What investigators are saying is that somewhere between the Texas meat packing plant where the ground beef came from, the Mississippi warehouse it was stored, and the schools where it wound up, somebody tampered with the delivery. Cocaine turned up in boxes sent to Ellisville Elementary, and East Central Upper Elementary in Hurley.
Students at the security conscious East Central school didn't know that when they returned to school Monday morning, a cafeteria worker found 15 pounds of cocaine in a weekly food shipment.
Brad Stewart is an assistant superintendent for the Jackson County School District. "I guess the first thing that goes through your mind is to make sure that there isn't any way it's going to hurt your staff or your students," he said.
East Central's drug ordeal actually started last Wednesday, when a ground beef shipment arrived at the school. Two days later the state sent out a hold warning. It ordered cafeteria staff around the state to move its ground beef to an isolated location and not use it. A day later, word got out that a school in Ellisville had cocaine bricks in a ground beef delivery box. That was Saturday.

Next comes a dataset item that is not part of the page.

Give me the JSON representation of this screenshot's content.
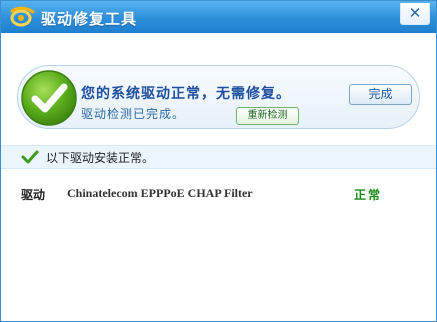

On Monday, a cafeteria worker at East Central was thinking about the Ellisville incident when she remembered moving a ground beef box that didn't feel right to her. "So she went into the freezer, unlocked the freezer, and went in and took the tape off and found six bricks of cocaine," Stewart said.
Within minutes, the cafeteria entrance had members of the Jackson County Sheriff's Department, the bureau of narcotics, and the DEA swarming around it. So did the school's loading and unloading dock. "I think this is an isolated situation where it got lost," the assistant superintendent said. "I'm very thankful for a prepared staff, an alert state department, and people that took care of the situation, because our children never were in danger."
Narcotics experts say the cocaine found at East Central Upper Elementary was worth at least $100,000.